Action item:
State how many lines in the following entries hold the word "JSON". The reply is that number only.

Source data:
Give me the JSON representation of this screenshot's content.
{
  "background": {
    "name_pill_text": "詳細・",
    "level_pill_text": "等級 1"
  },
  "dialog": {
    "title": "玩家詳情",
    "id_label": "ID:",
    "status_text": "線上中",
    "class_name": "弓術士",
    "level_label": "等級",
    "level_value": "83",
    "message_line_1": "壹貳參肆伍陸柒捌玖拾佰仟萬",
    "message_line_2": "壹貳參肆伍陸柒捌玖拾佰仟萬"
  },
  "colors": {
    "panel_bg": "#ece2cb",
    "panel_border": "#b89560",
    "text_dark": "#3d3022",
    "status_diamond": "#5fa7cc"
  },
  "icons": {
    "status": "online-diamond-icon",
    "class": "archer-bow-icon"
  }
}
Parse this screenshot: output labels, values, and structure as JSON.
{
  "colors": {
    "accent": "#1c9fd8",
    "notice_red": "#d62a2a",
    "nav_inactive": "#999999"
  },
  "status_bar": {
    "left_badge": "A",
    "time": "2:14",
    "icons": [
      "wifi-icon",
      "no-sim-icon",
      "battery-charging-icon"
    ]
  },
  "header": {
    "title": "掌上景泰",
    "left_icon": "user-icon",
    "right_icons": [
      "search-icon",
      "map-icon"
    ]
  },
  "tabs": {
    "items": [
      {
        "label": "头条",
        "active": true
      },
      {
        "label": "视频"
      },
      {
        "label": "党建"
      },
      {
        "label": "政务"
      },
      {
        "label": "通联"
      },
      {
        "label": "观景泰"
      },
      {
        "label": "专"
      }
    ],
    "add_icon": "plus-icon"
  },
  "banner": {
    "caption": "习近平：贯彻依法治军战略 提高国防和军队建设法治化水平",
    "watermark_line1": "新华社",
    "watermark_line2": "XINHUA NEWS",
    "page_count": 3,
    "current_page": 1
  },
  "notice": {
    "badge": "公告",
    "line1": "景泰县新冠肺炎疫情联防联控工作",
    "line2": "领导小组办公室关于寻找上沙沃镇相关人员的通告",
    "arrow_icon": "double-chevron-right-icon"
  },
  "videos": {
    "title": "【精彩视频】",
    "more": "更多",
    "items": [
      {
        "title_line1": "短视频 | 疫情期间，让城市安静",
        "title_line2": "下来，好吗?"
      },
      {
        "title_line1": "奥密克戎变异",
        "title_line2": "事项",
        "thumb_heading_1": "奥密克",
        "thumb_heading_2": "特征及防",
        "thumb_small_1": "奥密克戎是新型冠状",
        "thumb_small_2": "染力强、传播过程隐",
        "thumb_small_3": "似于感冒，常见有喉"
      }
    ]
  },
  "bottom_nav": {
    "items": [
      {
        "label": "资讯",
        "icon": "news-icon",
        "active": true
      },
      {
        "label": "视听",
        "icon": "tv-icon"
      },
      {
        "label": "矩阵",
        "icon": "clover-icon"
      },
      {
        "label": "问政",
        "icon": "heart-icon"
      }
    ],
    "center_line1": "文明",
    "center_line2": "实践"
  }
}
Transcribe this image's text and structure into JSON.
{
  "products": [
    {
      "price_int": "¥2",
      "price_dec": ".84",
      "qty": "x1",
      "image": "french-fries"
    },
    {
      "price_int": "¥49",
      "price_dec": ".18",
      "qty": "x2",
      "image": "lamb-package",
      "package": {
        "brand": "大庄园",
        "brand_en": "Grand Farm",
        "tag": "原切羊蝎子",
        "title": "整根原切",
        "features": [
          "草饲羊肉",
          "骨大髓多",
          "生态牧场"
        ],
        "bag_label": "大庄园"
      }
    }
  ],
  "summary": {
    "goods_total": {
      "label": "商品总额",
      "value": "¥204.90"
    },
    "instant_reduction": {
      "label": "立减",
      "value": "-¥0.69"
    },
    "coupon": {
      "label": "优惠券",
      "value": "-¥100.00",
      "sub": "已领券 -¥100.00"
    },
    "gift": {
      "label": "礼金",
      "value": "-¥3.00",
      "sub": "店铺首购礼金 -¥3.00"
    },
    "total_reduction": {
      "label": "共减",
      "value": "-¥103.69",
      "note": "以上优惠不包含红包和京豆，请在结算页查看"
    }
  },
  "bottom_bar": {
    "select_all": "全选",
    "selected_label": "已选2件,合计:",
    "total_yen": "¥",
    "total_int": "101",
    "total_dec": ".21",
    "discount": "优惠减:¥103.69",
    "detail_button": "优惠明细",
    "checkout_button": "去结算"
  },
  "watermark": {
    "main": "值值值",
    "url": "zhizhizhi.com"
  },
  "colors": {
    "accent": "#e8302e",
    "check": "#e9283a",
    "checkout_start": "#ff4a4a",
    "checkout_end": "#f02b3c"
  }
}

Solution:
3